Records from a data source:
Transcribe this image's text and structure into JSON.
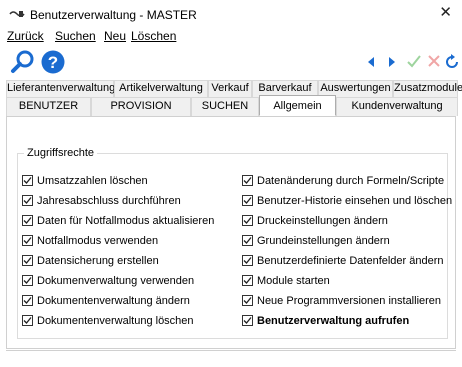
{
  "window": {
    "title": "Benutzerverwaltung - MASTER",
    "close_label": "✕"
  },
  "menu": [
    "Zurück",
    "Suchen",
    "Neu",
    "Löschen"
  ],
  "toolbar": {
    "left_icons": [
      "search-icon",
      "help-icon"
    ],
    "right_icons": [
      "arrow-left-icon",
      "arrow-right-icon",
      "check-icon",
      "cancel-icon",
      "refresh-icon"
    ],
    "colors": {
      "blue": "#1a6bd0",
      "green_disabled": "#9ed49e",
      "red_disabled": "#f0a6a6"
    }
  },
  "tabs": {
    "row1": [
      "Lieferantenverwaltung",
      "Artikelverwaltung",
      "Verkauf",
      "Barverkauf",
      "Auswertungen",
      "Zusatzmodule"
    ],
    "row2": [
      "BENUTZER",
      "PROVISION",
      "SUCHEN",
      "Allgemein",
      "Kundenverwaltung"
    ],
    "active": "Allgemein"
  },
  "group": {
    "title": "Zugriffsrechte",
    "left": [
      {
        "label": "Umsatzzahlen löschen",
        "checked": true
      },
      {
        "label": "Jahresabschluss durchführen",
        "checked": true
      },
      {
        "label": "Daten für Notfallmodus aktualisieren",
        "checked": true
      },
      {
        "label": "Notfallmodus verwenden",
        "checked": true
      },
      {
        "label": "Datensicherung erstellen",
        "checked": true
      },
      {
        "label": "Dokumenverwaltung verwenden",
        "checked": true
      },
      {
        "label": "Dokumentenverwaltung ändern",
        "checked": true
      },
      {
        "label": "Dokumentenverwaltung löschen",
        "checked": true
      }
    ],
    "right": [
      {
        "label": "Datenänderung durch Formeln/Scripte",
        "checked": true
      },
      {
        "label": "Benutzer-Historie einsehen und löschen",
        "checked": true
      },
      {
        "label": "Druckeinstellungen ändern",
        "checked": true
      },
      {
        "label": "Grundeinstellungen ändern",
        "checked": true
      },
      {
        "label": "Benutzerdefinierte Datenfelder ändern",
        "checked": true
      },
      {
        "label": "Module starten",
        "checked": true
      },
      {
        "label": "Neue Programmversionen installieren",
        "checked": true
      },
      {
        "label": "Benutzerverwaltung aufrufen",
        "checked": true,
        "bold": true
      }
    ]
  }
}
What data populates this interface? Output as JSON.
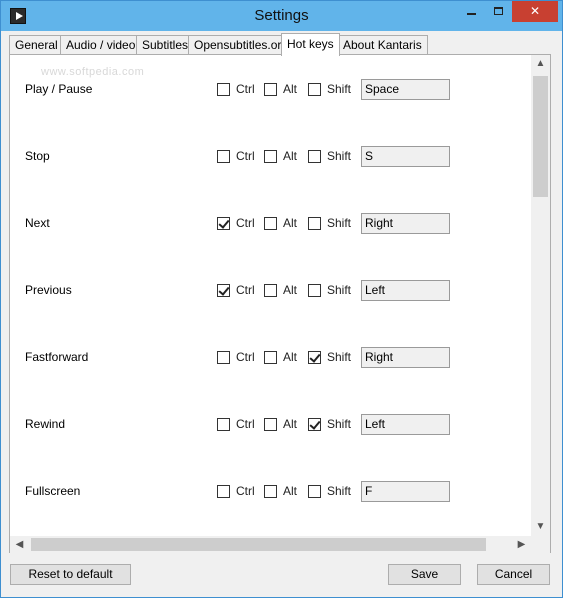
{
  "window": {
    "title": "Settings",
    "close_glyph": "✕",
    "app_icon": "play-icon"
  },
  "tabs": [
    {
      "label": "General",
      "active": false
    },
    {
      "label": "Audio / video",
      "active": false
    },
    {
      "label": "Subtitles",
      "active": false
    },
    {
      "label": "Opensubtitles.org",
      "active": false
    },
    {
      "label": "Hot keys",
      "active": true
    },
    {
      "label": "About Kantaris",
      "active": false
    }
  ],
  "watermark": "www.softpedia.com",
  "modifier_labels": {
    "ctrl": "Ctrl",
    "alt": "Alt",
    "shift": "Shift"
  },
  "hotkeys": [
    {
      "label": "Play / Pause",
      "ctrl": false,
      "alt": false,
      "shift": false,
      "key": "Space"
    },
    {
      "label": "Stop",
      "ctrl": false,
      "alt": false,
      "shift": false,
      "key": "S"
    },
    {
      "label": "Next",
      "ctrl": true,
      "alt": false,
      "shift": false,
      "key": "Right"
    },
    {
      "label": "Previous",
      "ctrl": true,
      "alt": false,
      "shift": false,
      "key": "Left"
    },
    {
      "label": "Fastforward",
      "ctrl": false,
      "alt": false,
      "shift": true,
      "key": "Right"
    },
    {
      "label": "Rewind",
      "ctrl": false,
      "alt": false,
      "shift": true,
      "key": "Left"
    },
    {
      "label": "Fullscreen",
      "ctrl": false,
      "alt": false,
      "shift": false,
      "key": "F"
    }
  ],
  "buttons": {
    "reset": "Reset to default",
    "save": "Save",
    "cancel": "Cancel"
  }
}
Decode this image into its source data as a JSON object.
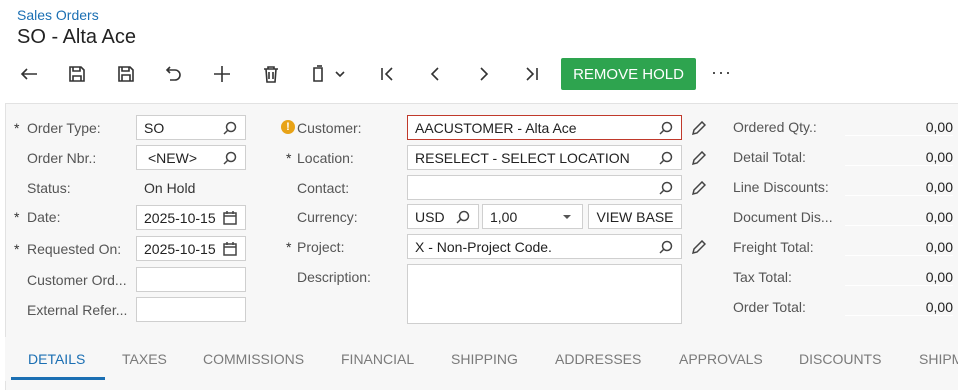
{
  "breadcrumb": "Sales Orders",
  "page_title": "SO - Alta Ace",
  "toolbar": {
    "remove_hold_label": "REMOVE HOLD",
    "more_label": "···"
  },
  "form": {
    "order_type": {
      "label": "Order Type:",
      "value": "SO"
    },
    "order_nbr": {
      "label": "Order Nbr.:",
      "value": "<NEW>"
    },
    "status": {
      "label": "Status:",
      "value": "On Hold"
    },
    "date": {
      "label": "Date:",
      "value": "2025-10-15"
    },
    "requested_on": {
      "label": "Requested On:",
      "value": "2025-10-15"
    },
    "customer_ord": {
      "label": "Customer Ord...",
      "value": ""
    },
    "external_ref": {
      "label": "External Refer...",
      "value": ""
    },
    "customer": {
      "label": "Customer:",
      "value": "AACUSTOMER - Alta Ace"
    },
    "location": {
      "label": "Location:",
      "value": "RESELECT - SELECT LOCATION"
    },
    "contact": {
      "label": "Contact:",
      "value": ""
    },
    "currency": {
      "label": "Currency:",
      "value": "USD",
      "rate": "1,00",
      "view_base_label": "VIEW BASE"
    },
    "project": {
      "label": "Project:",
      "value": "X - Non-Project Code."
    },
    "description": {
      "label": "Description:",
      "value": ""
    }
  },
  "totals": [
    {
      "label": "Ordered Qty.:",
      "value": "0,00"
    },
    {
      "label": "Detail Total:",
      "value": "0,00"
    },
    {
      "label": "Line Discounts:",
      "value": "0,00"
    },
    {
      "label": "Document Dis...",
      "value": "0,00"
    },
    {
      "label": "Freight Total:",
      "value": "0,00"
    },
    {
      "label": "Tax Total:",
      "value": "0,00"
    },
    {
      "label": "Order Total:",
      "value": "0,00"
    }
  ],
  "tabs": [
    "DETAILS",
    "TAXES",
    "COMMISSIONS",
    "FINANCIAL",
    "SHIPPING",
    "ADDRESSES",
    "APPROVALS",
    "DISCOUNTS",
    "SHIPM"
  ],
  "colors": {
    "accent": "#1b6fb3",
    "success": "#2ea44f",
    "warning": "#e8a317",
    "error": "#c0392b"
  }
}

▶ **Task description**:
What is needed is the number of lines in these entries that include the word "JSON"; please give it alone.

▶ **Your solution**:
3